Lao Ra has earned her reputation for twisting an eclectic array of underground sounds – and an at-times
extreme upbringing – into global-pop with as much bite as it boasts colour. Now digging deeper into her South
American heritage than ever before – combined with elements of dancehall, reggaeton, afrobeat, and hip-hop –
Lao Ra’s is a story of dislocation and defiance.
Growing up in Bogota, talk of bombs and extradition were commonplace in the playground, and so Lao Ra and her brothers were in large part introduced to music by the necessity to stay safe indoors and watch MTV. Rebellion, when it came, started small – in Lao Ra’s case, eating a worm on the first day in front her class to exert her fearlessness, or protesting that the school didn’t have a girls’ football team – but grew in significance (discovering punk, and following it overseas to England). Once relocated to London, Lao Ra began producing her own demos, but her ‘Colombianness’ wasn’t coming through in the way that she wanted.
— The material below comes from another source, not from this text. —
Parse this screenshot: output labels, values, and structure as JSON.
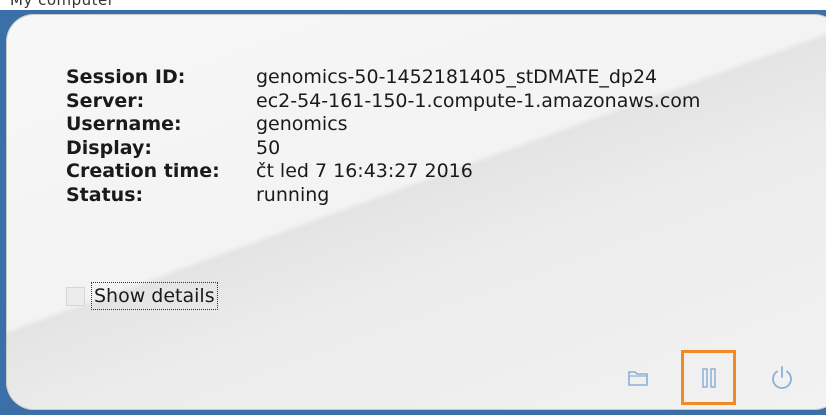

But beginning with ‘Jesus Made Me Bad’, which ruffled feathers and the local charts back home – plus a string of acclaimed tracks since then, including ‘Me Gusta’ (ft. Afro B), ‘Body Bounce’ (ft. Konshens) and ‘Drum Machine’ – Lao Ra has developed that clearly charismatic voice of her own. Here,
frequently, are songs celebrating femininity, power, heartache and sex; uplifting international pop, but always with a sting in its tail. It’s a sound that is already evolving fast, and seems innately able to translate to crowds far beyond Lao Ra’s own (she has already toured with acts as diverse as MØ, Crystal Fighters and Anne Marie to Rejjie Snow and Bomba Estereo, picking up tens of millions of streams along the way).
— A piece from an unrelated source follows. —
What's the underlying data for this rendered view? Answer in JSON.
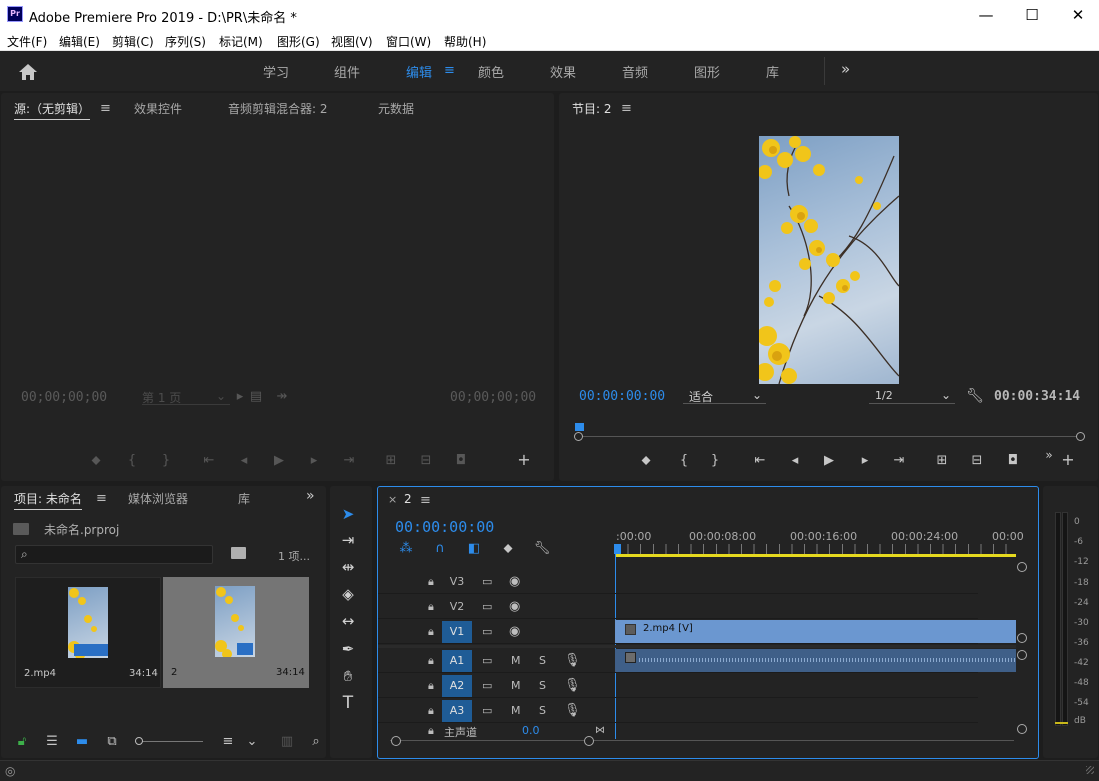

Beginning with ‘No Pressure’, in 2018 Lao Ra appears to have found herself precisely where she needs to be –
with the confidence that comes from travel, growing up and the keenly-felt absence of home to fully embrace
her Latin roots. Those forces – musical, cultural, psychological – that made her who and what she is (warts and
all). And this, unmistakeably, is the sound and story of Lao Ra.